The project, which will focus on community outreach and the communication of a more positive and voter-friendly message, is extraordinarily expensive. Regardless, the approach will overhaul everything from “technology, data sharing, demographic issues, voter outreach and inclusion to our primary system and the debate calendar,” said Priebus.
Nothing says dedication quite like a $10 million initial investment, according to the RNC’s Growth and Opportunity Project.
The Republican image has reached an all-time low, and hopefully this venture will not only add members to the Party, but help clear up common misconceptions about Republican beliefs.
Republicans are often bashed because voters do not believe the party will support additional funding for higher education. This is a large misunderstanding needing clarification.
In the past month alone, Michael Baumgartner, R-Spokane, and other senate GOP leaders unveiled a plan to give $300 million in additional funding to higher education in Washington state, according to Q13 Fox. Under former D-Gov. Christine Gregoire and Gary Locke, support for higher education was cut by more than 40 percent since 2007.
You learn something new every day. This plan is representative of McKenna’s editorial, defining strong leadership and improving relationships with young voters.
The plan would primarily benefit University of Washington and WSU by increasing financial aid and adding a $50 million fund awarded to higher performing schools. This award will be given out if schools achieve certain benchmarks, like higher freshmen retention rates for both Caucasian and minority students.
Darn those evil Republicans.
The proposal is going to need some work, but the plan to increase state’s higher education budget to $3 billion by 2015 would feed off of the seven percent more revenue coming into the state. Most WSU students are trying to deal with higher tuition with fewer scholarships. This type of legislation is going drive the changing attitudes towards the GOP with the current academic atmosphere.
Assembly Bill 479 in California is working toward the same purpose. This bill would remove the sales tax on textbooks purchased at college bookstores, according to the Santa Barbara Independent.
Politicians cannot always make fairy-tale promises of lower tuition a reality. Full-ride scholarships are few and far between and for anyone whose parents live above poverty level, financial aid does not offset growing student loans.
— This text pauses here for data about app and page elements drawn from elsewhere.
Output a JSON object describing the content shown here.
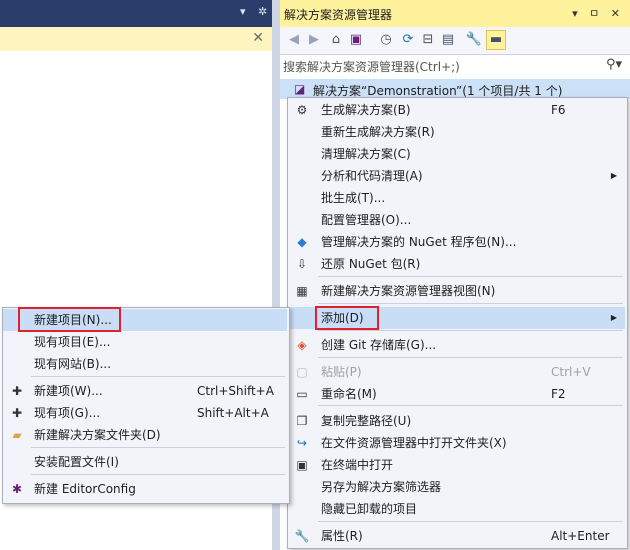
{
  "left": {
    "title_dropdown": "▾",
    "title_gear": "✲",
    "doc_close": "✕"
  },
  "solution_explorer": {
    "title": "解决方案资源管理器",
    "title_icons": {
      "dropdown": "▾",
      "pin": "ㅁ",
      "close": "✕"
    },
    "search_placeholder": "搜索解决方案资源管理器(Ctrl+;)",
    "solution_label": "解决方案“Demonstration”(1 个项目/共 1 个)"
  },
  "main_menu": {
    "items": [
      {
        "label": "生成解决方案(B)",
        "shortcut": "F6",
        "icon": "build-icon"
      },
      {
        "label": "重新生成解决方案(R)"
      },
      {
        "label": "清理解决方案(C)"
      },
      {
        "label": "分析和代码清理(A)",
        "submenu": true
      },
      {
        "label": "批生成(T)..."
      },
      {
        "label": "配置管理器(O)..."
      },
      {
        "label": "管理解决方案的 NuGet 程序包(N)...",
        "icon": "nuget-icon"
      },
      {
        "label": "还原 NuGet 包(R)",
        "icon": "restore-icon"
      },
      {
        "label": "新建解决方案资源管理器视图(N)",
        "icon": "new-view-icon"
      },
      {
        "label": "添加(D)",
        "submenu": true,
        "highlighted": true
      },
      {
        "label": "创建 Git 存储库(G)...",
        "icon": "git-icon"
      },
      {
        "label": "粘贴(P)",
        "shortcut": "Ctrl+V",
        "disabled": true,
        "icon": "paste-icon"
      },
      {
        "label": "重命名(M)",
        "shortcut": "F2",
        "icon": "rename-icon"
      },
      {
        "label": "复制完整路径(U)",
        "icon": "copy-path-icon"
      },
      {
        "label": "在文件资源管理器中打开文件夹(X)",
        "icon": "open-folder-icon"
      },
      {
        "label": "在终端中打开",
        "icon": "terminal-icon"
      },
      {
        "label": "另存为解决方案筛选器"
      },
      {
        "label": "隐藏已卸载的项目"
      },
      {
        "label": "属性(R)",
        "shortcut": "Alt+Enter",
        "icon": "wrench-icon"
      }
    ]
  },
  "add_submenu": {
    "items": [
      {
        "label": "新建项目(N)...",
        "highlighted": true
      },
      {
        "label": "现有项目(E)..."
      },
      {
        "label": "现有网站(B)..."
      },
      {
        "label": "新建项(W)...",
        "shortcut": "Ctrl+Shift+A",
        "icon": "new-item-icon"
      },
      {
        "label": "现有项(G)...",
        "shortcut": "Shift+Alt+A",
        "icon": "existing-item-icon"
      },
      {
        "label": "新建解决方案文件夹(D)",
        "icon": "solution-folder-icon"
      },
      {
        "label": "安装配置文件(I)"
      },
      {
        "label": "新建 EditorConfig",
        "icon": "editorconfig-icon"
      }
    ]
  },
  "colors": {
    "accent_yellow": "#fff29d",
    "highlight": "#c9ddf6",
    "title_dark": "#2b3d6b",
    "callout_red": "#e0202e"
  }
}
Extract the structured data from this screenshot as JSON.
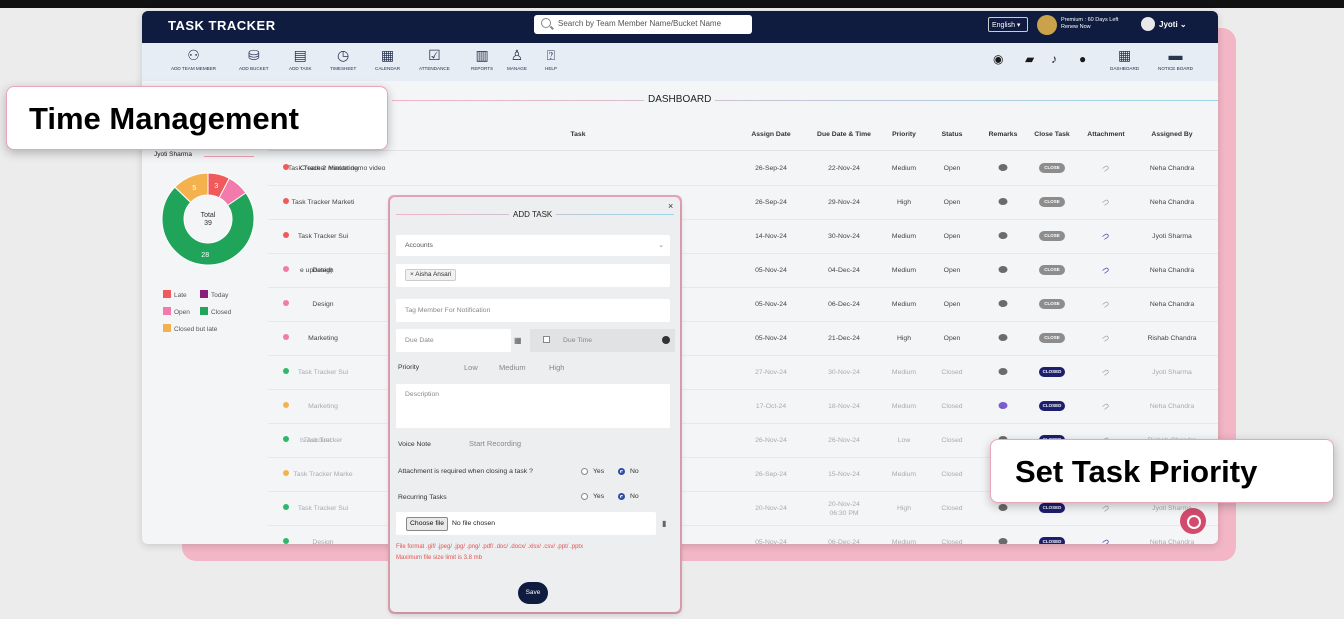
{
  "app": {
    "brand": "TASK TRACKER",
    "search_placeholder": "Search by Team Member Name/Bucket Name",
    "language": "English",
    "premium_line1": "Premium : 60 Days Left",
    "premium_line2": "Renew Now",
    "user_name": "Jyoti"
  },
  "toolbar": {
    "items": [
      {
        "label": "ADD TEAM MEMBER",
        "icon": "add-user-icon"
      },
      {
        "label": "ADD BUCKET",
        "icon": "bucket-icon"
      },
      {
        "label": "ADD TASK",
        "icon": "clipboard-icon"
      },
      {
        "label": "TIMESHEET",
        "icon": "timesheet-icon"
      },
      {
        "label": "CALENDAR",
        "icon": "calendar-icon"
      },
      {
        "label": "ATTENDANCE",
        "icon": "attendance-icon"
      },
      {
        "label": "REPORTS",
        "icon": "reports-icon"
      },
      {
        "label": "MANAGE",
        "icon": "manage-icon"
      },
      {
        "label": "HELP",
        "icon": "help-icon"
      }
    ],
    "right": {
      "dashboard": "DASHBOARD",
      "notice_board": "NOTICE BOARD"
    }
  },
  "dashboard": {
    "title": "DASHBOARD",
    "member": "Jyoti Sharma",
    "chart": {
      "total_label": "Total",
      "total_value": "39",
      "slices": [
        {
          "label": "Late",
          "value": "3",
          "color": "#f05a5a"
        },
        {
          "label": "Open",
          "value": "",
          "color": "#f27bab"
        },
        {
          "label": "Closed",
          "value": "28",
          "color": "#1fa45a"
        },
        {
          "label": "Closed but late",
          "value": "5",
          "color": "#f4b24f"
        }
      ]
    },
    "legend": {
      "late": "Late",
      "today": "Today",
      "open": "Open",
      "closed": "Closed",
      "closed_late": "Closed but late"
    },
    "columns": {
      "task": "Task",
      "assign_date": "Assign Date",
      "due": "Due Date & Time",
      "priority": "Priority",
      "status": "Status",
      "remarks": "Remarks",
      "close_task": "Close Task",
      "attachment": "Attachment",
      "assigned_by": "Assigned By"
    },
    "rows": [
      {
        "dot": "#f05a5a",
        "bucket": "Task Tracker Marketing",
        "task": "Create 2 minute demo video",
        "assign": "26-Sep-24",
        "due": "22-Nov-24",
        "priority": "Medium",
        "status": "Open",
        "btn": "CLOSE",
        "by": "Neha Chandra"
      },
      {
        "dot": "#f05a5a",
        "bucket": "Task Tracker Marketi",
        "task": "",
        "assign": "26-Sep-24",
        "due": "29-Nov-24",
        "priority": "High",
        "status": "Open",
        "btn": "CLOSE",
        "by": "Neha Chandra"
      },
      {
        "dot": "#f05a5a",
        "bucket": "Task Tracker Sui",
        "task": "",
        "assign": "14-Nov-24",
        "due": "30-Nov-24",
        "priority": "Medium",
        "status": "Open",
        "btn": "CLOSE",
        "by": "Jyoti Sharma"
      },
      {
        "dot": "#f27bab",
        "bucket": "Design",
        "task": "e updated)",
        "assign": "05-Nov-24",
        "due": "04-Dec-24",
        "priority": "Medium",
        "status": "Open",
        "btn": "CLOSE",
        "by": "Neha Chandra"
      },
      {
        "dot": "#f27bab",
        "bucket": "Design",
        "task": "",
        "assign": "05-Nov-24",
        "due": "06-Dec-24",
        "priority": "Medium",
        "status": "Open",
        "btn": "CLOSE",
        "by": "Neha Chandra"
      },
      {
        "dot": "#f27bab",
        "bucket": "Marketing",
        "task": "",
        "assign": "05-Nov-24",
        "due": "21-Dec-24",
        "priority": "High",
        "status": "Open",
        "btn": "CLOSE",
        "by": "Rishab Chandra"
      },
      {
        "dot": "#2fb86a",
        "bucket": "Task Tracker Sui",
        "task": "",
        "assign": "27-Nov-24",
        "due": "30-Nov-24",
        "priority": "Medium",
        "status": "Closed",
        "btn": "CLOSED",
        "by": "Jyoti Sharma"
      },
      {
        "dot": "#f4b24f",
        "bucket": "Marketing",
        "task": "",
        "assign": "17-Oct-24",
        "due": "18-Nov-24",
        "priority": "Medium",
        "status": "Closed",
        "btn": "CLOSED",
        "by": "Neha Chandra"
      },
      {
        "dot": "#2fb86a",
        "bucket": "Task Tracker",
        "task": "ts Account",
        "assign": "26-Nov-24",
        "due": "26-Nov-24",
        "priority": "Low",
        "status": "Closed",
        "btn": "CLOSED",
        "by": "Rishab Chandra"
      },
      {
        "dot": "#f4b24f",
        "bucket": "Task Tracker Marke",
        "task": "",
        "assign": "26-Sep-24",
        "due": "15-Nov-24",
        "priority": "Medium",
        "status": "Closed",
        "btn": "",
        "by": ""
      },
      {
        "dot": "#2fb86a",
        "bucket": "Task Tracker Sui",
        "task": "",
        "assign": "20-Nov-24",
        "due": "20-Nov-24",
        "due2": "06:30 PM",
        "priority": "High",
        "status": "Closed",
        "btn": "CLOSED",
        "by": "Jyoti Sharma"
      },
      {
        "dot": "#2fb86a",
        "bucket": "Design",
        "task": "",
        "assign": "05-Nov-24",
        "due": "06-Dec-24",
        "priority": "Medium",
        "status": "Closed",
        "btn": "CLOSED",
        "by": "Neha Chandra"
      }
    ]
  },
  "modal": {
    "title": "ADD TASK",
    "close": "×",
    "bucket_value": "Accounts",
    "assignee_chip": "× Aisha Ansari",
    "tag_placeholder": "Tag Member For Notification",
    "due_date_placeholder": "Due Date",
    "due_time_label": "Due Time",
    "priority_label": "Priority",
    "priority_options": [
      "Low",
      "Medium",
      "High"
    ],
    "description_placeholder": "Description",
    "voice_note_label": "Voice Note",
    "start_recording": "Start Recording",
    "attachment_question": "Attachment is required when closing a task ?",
    "recurring_label": "Recurring Tasks",
    "yes": "Yes",
    "no": "No",
    "choose_file": "Choose file",
    "no_file": "No file chosen",
    "file_format_hint": "File format .gif/ .jpeg/ .jpg/ .png/ .pdf/ .doc/ .docx/ .xlsx/ .csv/ .ppt/ .pptx",
    "file_size_hint": "Maximum file size limit is 3.8 mb",
    "save": "Save"
  },
  "callouts": {
    "left": "Time Management",
    "right": "Set Task Priority"
  },
  "colors": {
    "navy": "#0f1c3f",
    "closed_badge": "#1c1f6b",
    "close_badge": "#8d8d8d",
    "accent_pink": "#f2b6c6"
  }
}
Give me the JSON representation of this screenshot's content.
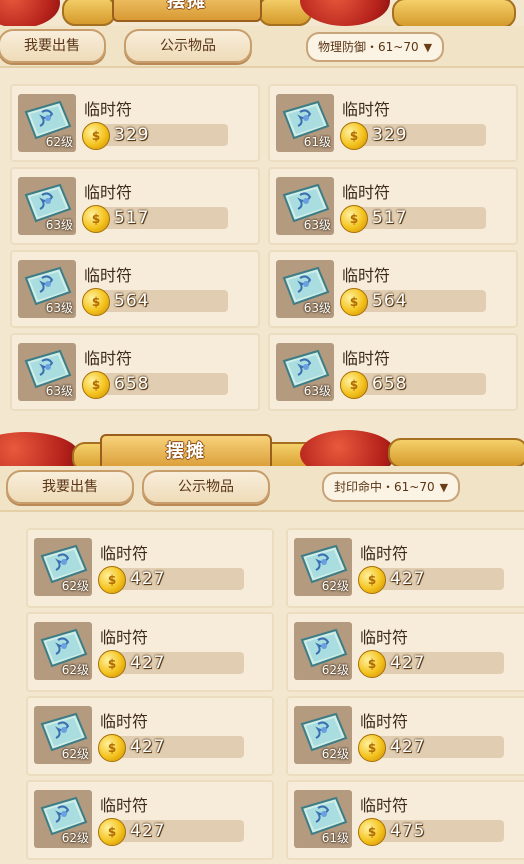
{
  "theme": {
    "accent": "#d99a34",
    "panel_bg": "#f3e7cf",
    "cell_bg": "#f7ecd9",
    "text_dark": "#3c2a1a",
    "price_text": "#ffffff"
  },
  "icons": {
    "item": "talisman-paper-icon",
    "currency": "gold-coin-icon",
    "dropdown": "dropdown-triangle-icon"
  },
  "panels": [
    {
      "title": "摆摊",
      "tabs": [
        {
          "label": "我要出售"
        },
        {
          "label": "公示物品"
        }
      ],
      "filter": {
        "label": "物理防御・61~70"
      },
      "items": [
        {
          "name": "临时符",
          "level": "62级",
          "price": "329"
        },
        {
          "name": "临时符",
          "level": "61级",
          "price": "329"
        },
        {
          "name": "临时符",
          "level": "63级",
          "price": "517"
        },
        {
          "name": "临时符",
          "level": "63级",
          "price": "517"
        },
        {
          "name": "临时符",
          "level": "63级",
          "price": "564"
        },
        {
          "name": "临时符",
          "level": "63级",
          "price": "564"
        },
        {
          "name": "临时符",
          "level": "63级",
          "price": "658"
        },
        {
          "name": "临时符",
          "level": "63级",
          "price": "658"
        }
      ]
    },
    {
      "title": "摆摊",
      "tabs": [
        {
          "label": "我要出售"
        },
        {
          "label": "公示物品"
        }
      ],
      "filter": {
        "label": "封印命中・61~70"
      },
      "items": [
        {
          "name": "临时符",
          "level": "62级",
          "price": "427"
        },
        {
          "name": "临时符",
          "level": "62级",
          "price": "427"
        },
        {
          "name": "临时符",
          "level": "62级",
          "price": "427"
        },
        {
          "name": "临时符",
          "level": "62级",
          "price": "427"
        },
        {
          "name": "临时符",
          "level": "62级",
          "price": "427"
        },
        {
          "name": "临时符",
          "level": "62级",
          "price": "427"
        },
        {
          "name": "临时符",
          "level": "62级",
          "price": "427"
        },
        {
          "name": "临时符",
          "level": "61级",
          "price": "475"
        }
      ]
    }
  ]
}
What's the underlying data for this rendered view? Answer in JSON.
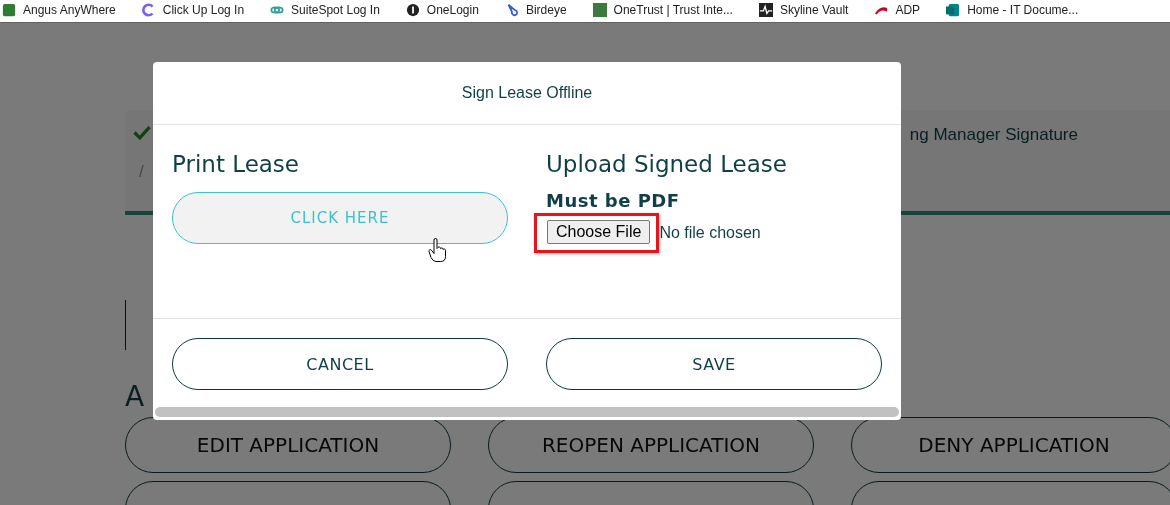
{
  "bookmarks": [
    {
      "label": "Angus AnyWhere"
    },
    {
      "label": "Click Up Log In"
    },
    {
      "label": "SuiteSpot Log In"
    },
    {
      "label": "OneLogin"
    },
    {
      "label": "Birdeye"
    },
    {
      "label": "OneTrust | Trust Inte..."
    },
    {
      "label": "Skyline Vault"
    },
    {
      "label": "ADP"
    },
    {
      "label": "Home - IT Docume..."
    }
  ],
  "page": {
    "steps": [
      {
        "completed": true,
        "note": "/"
      },
      {
        "completed": false,
        "label": "ng Manager Signature"
      }
    ],
    "section_heading": "A",
    "actions": [
      "EDIT APPLICATION",
      "REOPEN APPLICATION",
      "DENY APPLICATION"
    ]
  },
  "modal": {
    "title": "Sign Lease Offline",
    "print": {
      "heading": "Print Lease",
      "button": "CLICK HERE"
    },
    "upload": {
      "heading": "Upload Signed Lease",
      "note": "Must be PDF",
      "file_button": "Choose File",
      "file_status": "No file chosen",
      "highlighted": true
    },
    "buttons": [
      "CANCEL",
      "SAVE"
    ]
  }
}
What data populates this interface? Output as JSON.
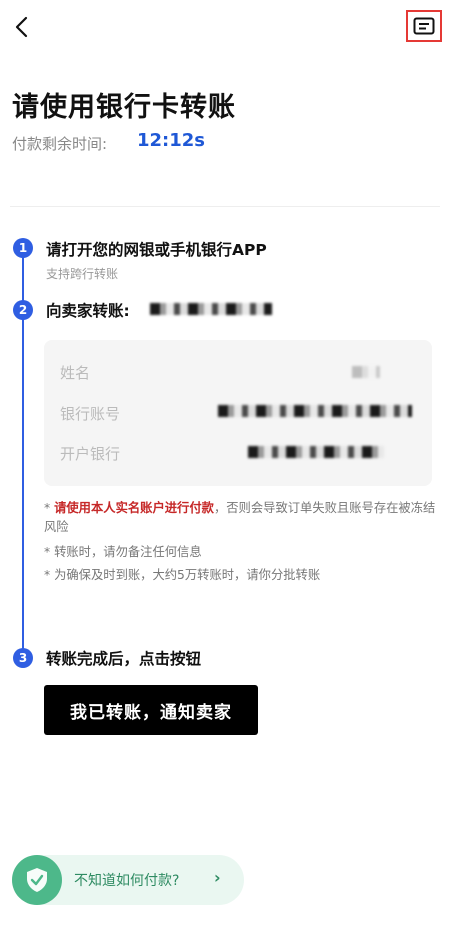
{
  "header": {
    "back_icon": "chevron-left-icon",
    "chat_icon": "message-icon"
  },
  "page": {
    "title": "请使用银行卡转账",
    "timer_label": "付款剩余时间:",
    "timer_value": "12:12s"
  },
  "steps": [
    {
      "number": "1",
      "text": "请打开您的网银或手机银行APP",
      "sub": "支持跨行转账"
    },
    {
      "number": "2",
      "text": "向卖家转账:"
    },
    {
      "number": "3",
      "text": "转账完成后，点击按钮"
    }
  ],
  "account_info": {
    "name_label": "姓名",
    "account_label": "银行账号",
    "bank_label": "开户银行"
  },
  "notes": {
    "note1_red": "请使用本人实名账户进行付款",
    "note1_rest": "，否则会导致订单失败且账号存在被冻结风险",
    "note2": "转账时，请勿备注任何信息",
    "note3": "为确保及时到账，大约5万转账时，请你分批转账",
    "bullet": "*"
  },
  "actions": {
    "confirm_label": "我已转账，通知卖家"
  },
  "help": {
    "text": "不知道如何付款?",
    "chevron": "›",
    "icon": "shield-check-icon"
  },
  "colors": {
    "accent": "#2f5ee2",
    "timer": "#1f58d6",
    "warning": "#c62828",
    "help_green": "#4db88a"
  }
}
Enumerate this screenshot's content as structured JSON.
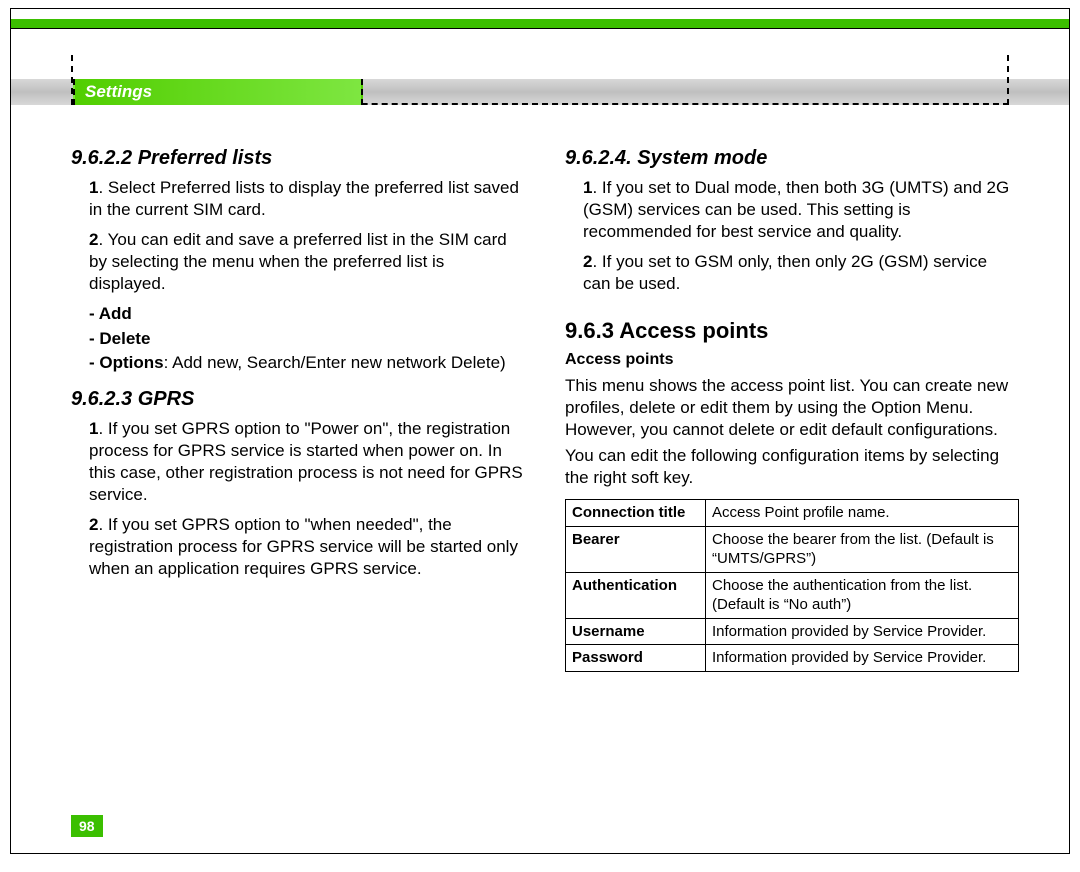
{
  "header": {
    "tab": "Settings"
  },
  "page_number": "98",
  "left": {
    "s1": {
      "title": "9.6.2.2 Preferred lists",
      "p1_num": "1",
      "p1": ". Select Preferred lists to display the preferred list saved in the current SIM card.",
      "p2_num": "2",
      "p2": ". You can edit and save a preferred list in the SIM card by selecting the menu when the preferred list is displayed.",
      "b1": "- Add",
      "b2": "- Delete",
      "b3_label": "- Options",
      "b3_rest": ": Add new, Search/Enter new network Delete)"
    },
    "s2": {
      "title": "9.6.2.3 GPRS",
      "p1_num": "1",
      "p1": ". If you set GPRS option to \"Power on\", the registration process for GPRS service is started when power on. In this case, other registration process is not need for GPRS service.",
      "p2_num": "2",
      "p2": ". If you set GPRS option to \"when needed\", the registration process for GPRS service will be started only when an application requires GPRS service."
    }
  },
  "right": {
    "s1": {
      "title": "9.6.2.4. System mode",
      "p1_num": "1",
      "p1": ". If you set to Dual mode, then both 3G (UMTS) and 2G (GSM) services can be used. This setting is recommended for best service and quality.",
      "p2_num": "2",
      "p2": ". If you set to GSM only, then only 2G (GSM) service can be used."
    },
    "s2": {
      "title": "9.6.3 Access points",
      "sub": "Access points",
      "p1": "This menu shows the access point list. You can create new profiles, delete or edit them by using the Option Menu. However, you cannot delete or edit default configurations.",
      "p2": "You can edit the following configuration items by selecting the right soft key.",
      "table": [
        {
          "k": "Connection title",
          "v": "Access Point profile name."
        },
        {
          "k": "Bearer",
          "v": "Choose the bearer from the list. (Default is “UMTS/GPRS”)"
        },
        {
          "k": "Authentication",
          "v": "Choose the authentication from the list. (Default is “No auth”)"
        },
        {
          "k": "Username",
          "v": "Information provided by Service Provider."
        },
        {
          "k": "Password",
          "v": "Information provided by Service Provider."
        }
      ]
    }
  }
}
Even small things, like eliminating sales tax on textbooks or a three percent decrease in tuition, would help college students.
These steps stay true to the Republican aesthetic by offering realistic and fiscally responsible solutions to looming problems, in addition to working towards bipartisan efforts and sustained voter support.
McKenna’s editorial has a real possibility of becoming reality. If this is how Republicans respond to electoral losses, maybe we should lose more often.
-Corrine Harris is a junior animal science major from Edmonds. She can be contacted at 335-2290 or by firstname.lastname@example.org. The opinions expressed in this column are not necessarily those of the staff of The Daily Evergreen or those of Student Publications.